=== Exercise requirements ===
Would you repeat every entry below word for word but drop the images?

════════

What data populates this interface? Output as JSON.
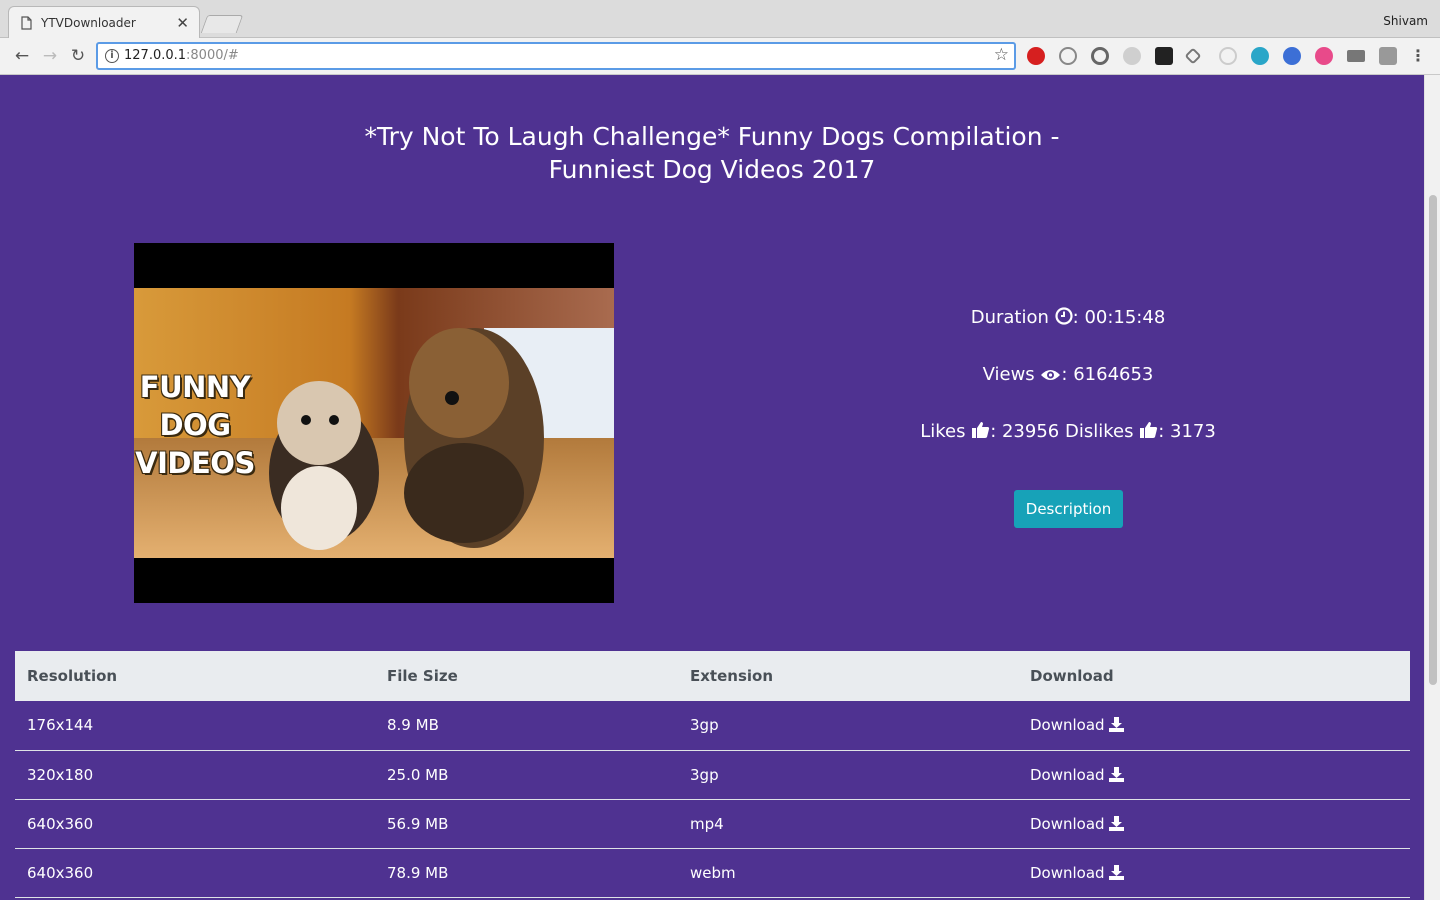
{
  "browser": {
    "tab_title": "YTVDownloader",
    "profile_name": "Shivam",
    "url_host": "127.0.0.1",
    "url_rest": ":8000/#"
  },
  "video": {
    "title": "*Try Not To Laugh Challenge* Funny Dogs Compilation - Funniest Dog Videos 2017",
    "thumbnail_text": [
      "FUNNY",
      "DOG",
      "VIDEOS"
    ],
    "duration_label": "Duration",
    "duration": "00:15:48",
    "views_label": "Views",
    "views": "6164653",
    "likes_label": "Likes",
    "likes": "23956",
    "dislikes_label": "Dislikes",
    "dislikes": "3173",
    "description_button": "Description"
  },
  "table": {
    "headers": [
      "Resolution",
      "File Size",
      "Extension",
      "Download"
    ],
    "rows": [
      {
        "resolution": "176x144",
        "size": "8.9 MB",
        "ext": "3gp",
        "link": "Download"
      },
      {
        "resolution": "320x180",
        "size": "25.0 MB",
        "ext": "3gp",
        "link": "Download"
      },
      {
        "resolution": "640x360",
        "size": "56.9 MB",
        "ext": "mp4",
        "link": "Download"
      },
      {
        "resolution": "640x360",
        "size": "78.9 MB",
        "ext": "webm",
        "link": "Download"
      }
    ]
  },
  "colors": {
    "page_bg": "#4f3291",
    "button_bg": "#17a2b8",
    "table_header_bg": "#e9ecef"
  },
  "icons": [
    "document-icon",
    "close-icon",
    "back-icon",
    "forward-icon",
    "reload-icon",
    "info-icon",
    "star-icon",
    "clock-icon",
    "eye-icon",
    "thumbs-up-icon",
    "download-icon",
    "menu-icon"
  ]
}
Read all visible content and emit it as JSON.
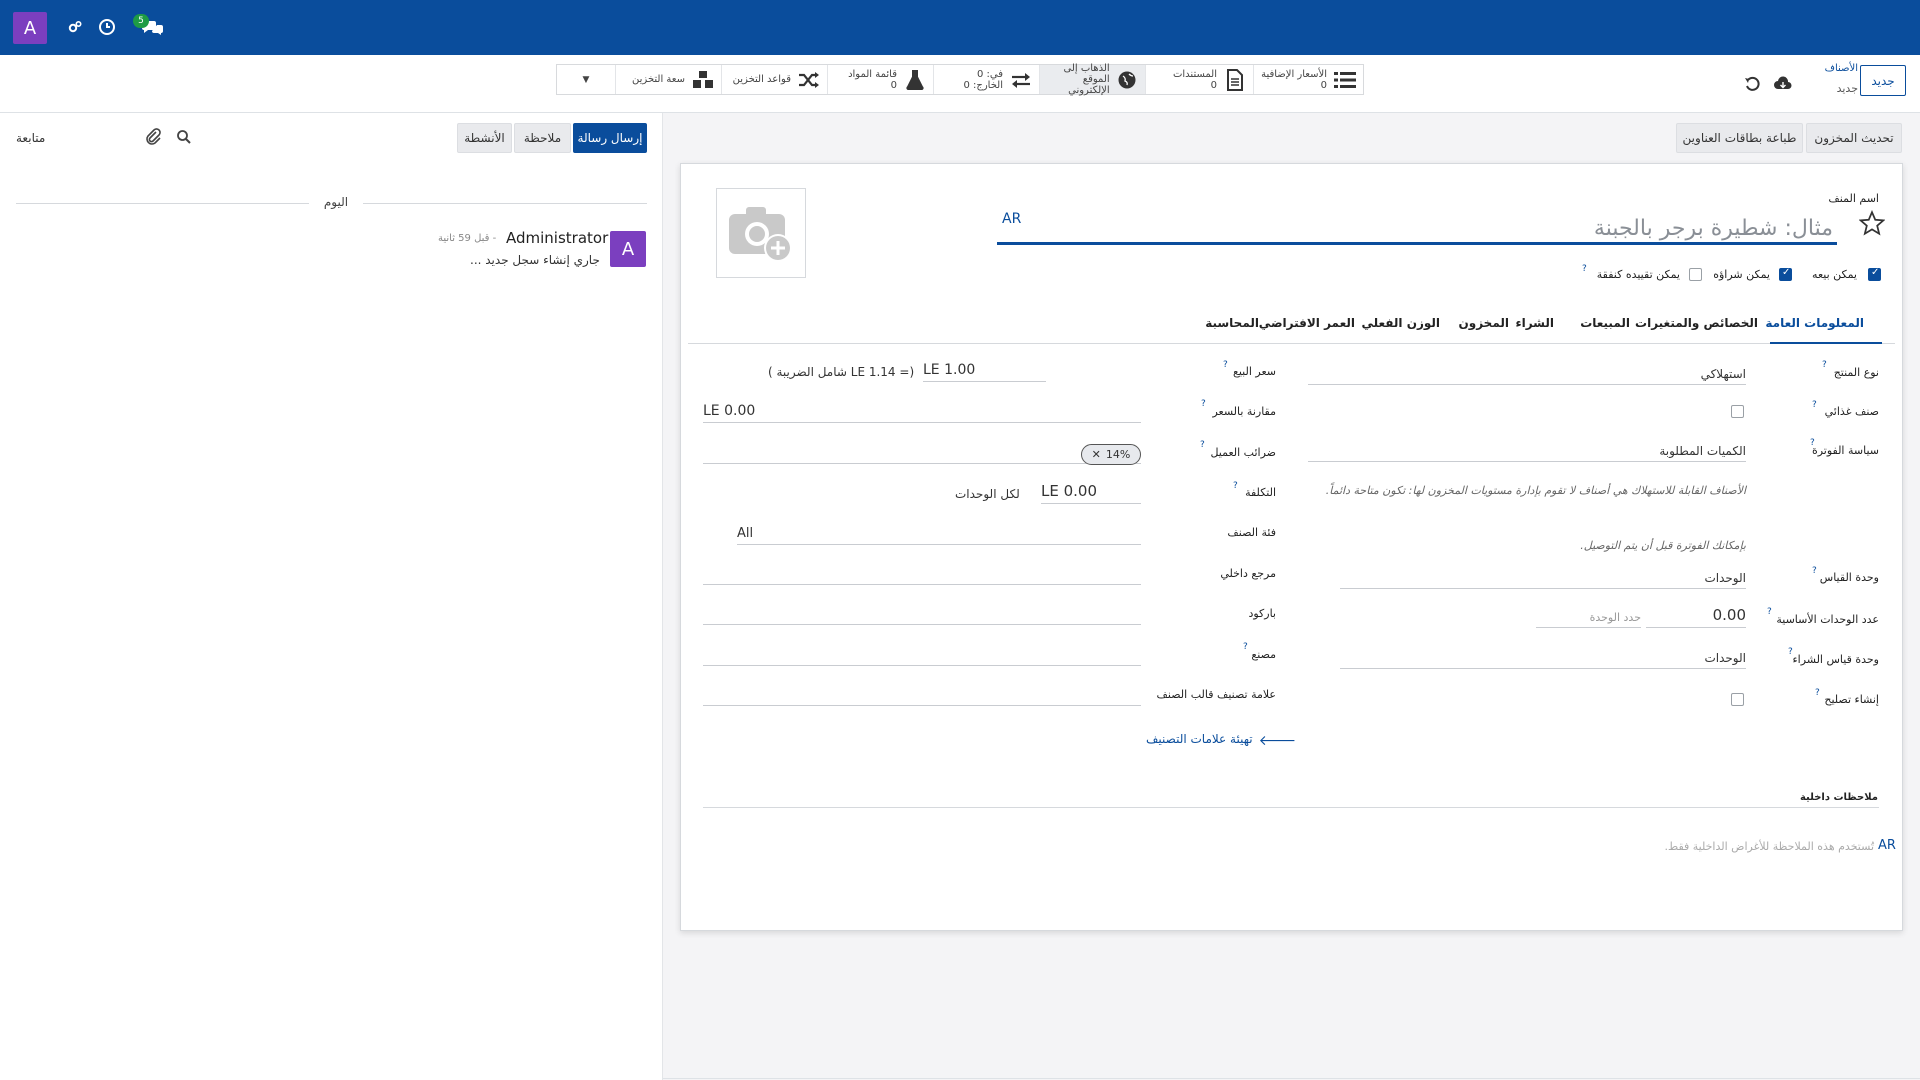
{
  "navbar": {
    "user_initial": "A",
    "messages_badge": "5"
  },
  "breadcrumb": {
    "parent": "الأصناف",
    "current": "جديد",
    "new_button": "جديد"
  },
  "smart_buttons": {
    "extra_prices": {
      "label": "الأسعار الإضافية",
      "count": "0"
    },
    "documents": {
      "label": "المستندات",
      "count": "0"
    },
    "website": {
      "line1": "الذهاب إلى",
      "line2": "الموقع الإلكتروني"
    },
    "in_out": {
      "in": "في: 0",
      "out": "الخارج: 0"
    },
    "bom": {
      "label": "قائمة المواد",
      "count": "0"
    },
    "routes": {
      "label": "قواعد التخزين"
    },
    "putaway": {
      "label": "سعة التخزين"
    }
  },
  "form_actions": {
    "update_qty": "تحديث المخزون",
    "print_labels": "طباعة بطاقات العناوين"
  },
  "chatter": {
    "send_message": "إرسال رسالة",
    "log_note": "ملاحظة",
    "activities": "الأنشطة",
    "follow": "متابعة",
    "today": "اليوم",
    "author": "Administrator",
    "time": "- قبل 59 ثانية",
    "body": "جاري إنشاء سجل جديد ..."
  },
  "product": {
    "name_label": "اسم المنف",
    "name_placeholder": "مثال: شطيرة برجر بالجبنة",
    "lang": "AR",
    "can_be_sold": "يمكن بيعه",
    "can_be_purchased": "يمكن شراؤه",
    "can_be_expensed": "يمكن تقييده كنفقة"
  },
  "tabs": [
    "المعلومات العامة",
    "الخصائص والمتغيرات",
    "المبيعات",
    "الشراء",
    "المخزون",
    "الوزن الفعلي",
    "العمر الافتراضي",
    "المحاسبة"
  ],
  "general": {
    "product_type_label": "نوع المنتج",
    "product_type": "استهلاكي",
    "food_label": "صنف غذائي",
    "invoicing_label": "سياسة الفوترة",
    "invoicing": "الكميات المطلوبة",
    "hint1": "الأصناف القابلة للاستهلاك هي أصناف لا تقوم بإدارة مستويات المخزون لها: تكون متاحة دائماً.",
    "hint2": "بإمكانك الفوترة قبل أن يتم التوصيل.",
    "uom_label": "وحدة القياس",
    "uom": "الوحدات",
    "base_units_label": "عدد الوحدات الأساسية",
    "base_units": "0.00",
    "unit_placeholder": "حدد الوحدة",
    "purchase_uom_label": "وحدة قياس الشراء",
    "purchase_uom": "الوحدات",
    "create_repair_label": "إنشاء تصليح",
    "sales_price_label": "سعر البيع",
    "sales_price": "LE 1.00",
    "price_incl": "(= LE 1.14 شامل الضريبة )",
    "compare_label": "مقارنة بالسعر",
    "compare": "LE 0.00",
    "taxes_label": "ضرائب العميل",
    "tax_tag": "14%",
    "cost_label": "التكلفة",
    "cost": "LE 0.00",
    "cost_per": "لكل الوحدات",
    "category_label": "فئة الصنف",
    "category": "All",
    "internal_ref_label": "مرجع داخلي",
    "barcode_label": "باركود",
    "manufacturer_label": "مصنع",
    "tags_label": "علامة تصنيف قالب الصنف",
    "configure_tags": "تهيئة علامات التصنيف",
    "internal_notes_label": "ملاحظات داخلية",
    "notes_placeholder": "تُستخدم هذه الملاحظة للأغراض الداخلية فقط.",
    "notes_lang": "AR"
  },
  "colors": {
    "brand": "#0a4d9c",
    "avatar": "#7b3fbf"
  }
}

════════

=== Answer for this exercise ===
What data populates this interface? Output as JSON.
{
  "browser": {
    "tab_title": "YTVDownloader",
    "profile_name": "Shivam",
    "url_host": "127.0.0.1",
    "url_rest": ":8000/#"
  },
  "video": {
    "title": "*Try Not To Laugh Challenge* Funny Dogs Compilation - Funniest Dog Videos 2017",
    "thumbnail_text": [
      "FUNNY",
      "DOG",
      "VIDEOS"
    ],
    "duration_label": "Duration",
    "duration": "00:15:48",
    "views_label": "Views",
    "views": "6164653",
    "likes_label": "Likes",
    "likes": "23956",
    "dislikes_label": "Dislikes",
    "dislikes": "3173",
    "description_button": "Description"
  },
  "table": {
    "headers": [
      "Resolution",
      "File Size",
      "Extension",
      "Download"
    ],
    "rows": [
      {
        "resolution": "176x144",
        "size": "8.9 MB",
        "ext": "3gp",
        "link": "Download"
      },
      {
        "resolution": "320x180",
        "size": "25.0 MB",
        "ext": "3gp",
        "link": "Download"
      },
      {
        "resolution": "640x360",
        "size": "56.9 MB",
        "ext": "mp4",
        "link": "Download"
      },
      {
        "resolution": "640x360",
        "size": "78.9 MB",
        "ext": "webm",
        "link": "Download"
      }
    ]
  },
  "colors": {
    "page_bg": "#4f3291",
    "button_bg": "#17a2b8",
    "table_header_bg": "#e9ecef"
  },
  "icons": [
    "document-icon",
    "close-icon",
    "back-icon",
    "forward-icon",
    "reload-icon",
    "info-icon",
    "star-icon",
    "clock-icon",
    "eye-icon",
    "thumbs-up-icon",
    "download-icon",
    "menu-icon"
  ]
}
Read all visible content and emit it as JSON.
{
  "navbar": {
    "user_initial": "A",
    "messages_badge": "5"
  },
  "breadcrumb": {
    "parent": "الأصناف",
    "current": "جديد",
    "new_button": "جديد"
  },
  "smart_buttons": {
    "extra_prices": {
      "label": "الأسعار الإضافية",
      "count": "0"
    },
    "documents": {
      "label": "المستندات",
      "count": "0"
    },
    "website": {
      "line1": "الذهاب إلى",
      "line2": "الموقع الإلكتروني"
    },
    "in_out": {
      "in": "في: 0",
      "out": "الخارج: 0"
    },
    "bom": {
      "label": "قائمة المواد",
      "count": "0"
    },
    "routes": {
      "label": "قواعد التخزين"
    },
    "putaway": {
      "label": "سعة التخزين"
    }
  },
  "form_actions": {
    "update_qty": "تحديث المخزون",
    "print_labels": "طباعة بطاقات العناوين"
  },
  "chatter": {
    "send_message": "إرسال رسالة",
    "log_note": "ملاحظة",
    "activities": "الأنشطة",
    "follow": "متابعة",
    "today": "اليوم",
    "author": "Administrator",
    "time": "- قبل 59 ثانية",
    "body": "جاري إنشاء سجل جديد ..."
  },
  "product": {
    "name_label": "اسم المنف",
    "name_placeholder": "مثال: شطيرة برجر بالجبنة",
    "lang": "AR",
    "can_be_sold": "يمكن بيعه",
    "can_be_purchased": "يمكن شراؤه",
    "can_be_expensed": "يمكن تقييده كنفقة"
  },
  "tabs": [
    "المعلومات العامة",
    "الخصائص والمتغيرات",
    "المبيعات",
    "الشراء",
    "المخزون",
    "الوزن الفعلي",
    "العمر الافتراضي",
    "المحاسبة"
  ],
  "general": {
    "product_type_label": "نوع المنتج",
    "product_type": "استهلاكي",
    "food_label": "صنف غذائي",
    "invoicing_label": "سياسة الفوترة",
    "invoicing": "الكميات المطلوبة",
    "hint1": "الأصناف القابلة للاستهلاك هي أصناف لا تقوم بإدارة مستويات المخزون لها: تكون متاحة دائماً.",
    "hint2": "بإمكانك الفوترة قبل أن يتم التوصيل.",
    "uom_label": "وحدة القياس",
    "uom": "الوحدات",
    "base_units_label": "عدد الوحدات الأساسية",
    "base_units": "0.00",
    "unit_placeholder": "حدد الوحدة",
    "purchase_uom_label": "وحدة قياس الشراء",
    "purchase_uom": "الوحدات",
    "create_repair_label": "إنشاء تصليح",
    "sales_price_label": "سعر البيع",
    "sales_price": "LE 1.00",
    "price_incl": "(= LE 1.14 شامل الضريبة )",
    "compare_label": "مقارنة بالسعر",
    "compare": "LE 0.00",
    "taxes_label": "ضرائب العميل",
    "tax_tag": "14%",
    "cost_label": "التكلفة",
    "cost": "LE 0.00",
    "cost_per": "لكل الوحدات",
    "category_label": "فئة الصنف",
    "category": "All",
    "internal_ref_label": "مرجع داخلي",
    "barcode_label": "باركود",
    "manufacturer_label": "مصنع",
    "tags_label": "علامة تصنيف قالب الصنف",
    "configure_tags": "تهيئة علامات التصنيف",
    "internal_notes_label": "ملاحظات داخلية",
    "notes_placeholder": "تُستخدم هذه الملاحظة للأغراض الداخلية فقط.",
    "notes_lang": "AR"
  },
  "colors": {
    "brand": "#0a4d9c",
    "avatar": "#7b3fbf"
  }
}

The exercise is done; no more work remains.